By Dr. Ferrell Miller
Geary County Historical Society Board Member
“Junction City’s Main Street (Washington Street) At The Turn Of The 20th Century”
On the first floor of our Museum at the corner of Sixth and Adams Streets in Junction
City, there is an exhibit titled “Main Street.” “Main Street” depicts six types of businesses found
on many main streets around 1900. This gallery was one of the first in the museum. Much of the lumber for the exhibits came from Geary County. The stone and brick facades are made of plaster, but were modeled after actual architectural elements found in downtown Junction City. There are vintage elements that add authenticity like the 18 inch floor boards in the Carpentry Shop.
Around 1900 Geary County had a booming carpentry trade. Carpentry was a class offered to students as a part of the “Manual Trades Classroom”, when the high school opened in 1904. The current museum was originally the high school in which those classes were offered.
Another business represented in the gallery is a dress shop. Before there were department stores with skirts, shirts and underwear in every size and color to be purchased, women went to the dress shop and had clothing custom made to their size and specifications. The Rizer sisters ran a woman’s clothing store in Junction City from 1918 to 1952. By the 1950’s women still visited modistes or seamstresses to have previously purchased clothing tailored to fit. Dress shops were not only for buying clothing they were also a place for gathering to exchange social information making the dress shop one of the best sources for gossip in town. The dress shop was also the place where ladies could find that rare hat for which they may had been looking, which was like no other.
Visit our Museum and see the other representations of early Junction City shops, which include a general store, a bank and a photography and blacksmith shops. You will also see J.J. Pennell photographs of a barber shop, photos of downtown Junction City in its early days to the 1940’s and a barber shop. The Museum is open Tuesdays through Sundays between 1 and 4:00 PM and admission is free.
“George Smith’s Gift – A Library”

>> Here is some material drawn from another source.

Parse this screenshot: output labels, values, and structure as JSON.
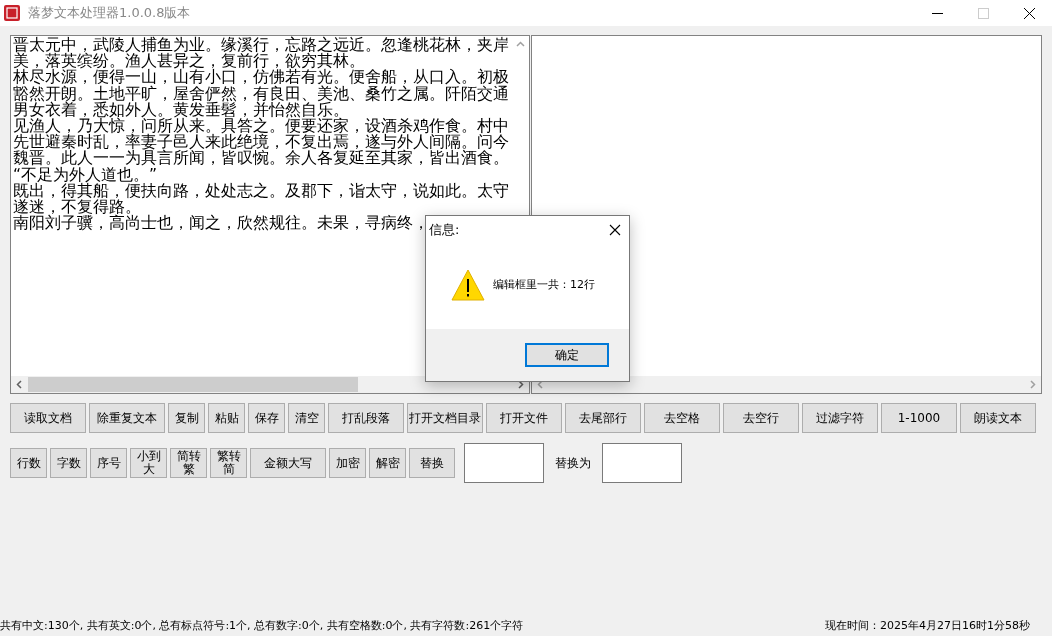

Many of us remember walking up those many stairs to get to the George Smith Public Library, to browse, to read a magazine, check out a book or a vinyl record album. The library was located at the corner of Seventh and Washington Streets in Junction City. Today’s story is about the man for which that library was named.
George Smith came to Junction City in 1866 and opened a hardware store. He left for a short time and came back in 1879. He worked in the tinner and cornice (pronounced kornis) professions. During his lifetime, George Smith acquired substantial property.
He retired in 1886 with an incurable kidney malady, which caused him considerable pain. George withheld spending money on pain medication in order to leave more for his estate. At his death his holdings included all business buildings on the south side of West Seventh Street and several prime corner locations on Washington Street.
When George Smith died of a self-inflicted gunshot to the head in 1905, his entire estate was left to the city of Junction City for the building, equipping and maintaining a library. However, there was no money provided in the will to staff and operate the library.
It was to be built on the southwest corner of Seventh and Washington Streets. The plan was for businesses to be on the bottom floor and the library on the upper floor. The building would not only contain a library, but also a reading room.
A board was to be appointed by the Mayor and the City Council to administer the estate as well as the library. It took 3 years after his death for the building to become a reality. Construction was begun in 1907 and the building was dedicated on March 17, 1908.
The George Smith Library was closed in 1983. There were 27 steps from the ground floor to the library, which made it inaccessible to those who were handicapped. The Dorothy Bramlage Library was established in 1983 and is the current public library located at 230 West 7th Street. It IS handicapped accessible.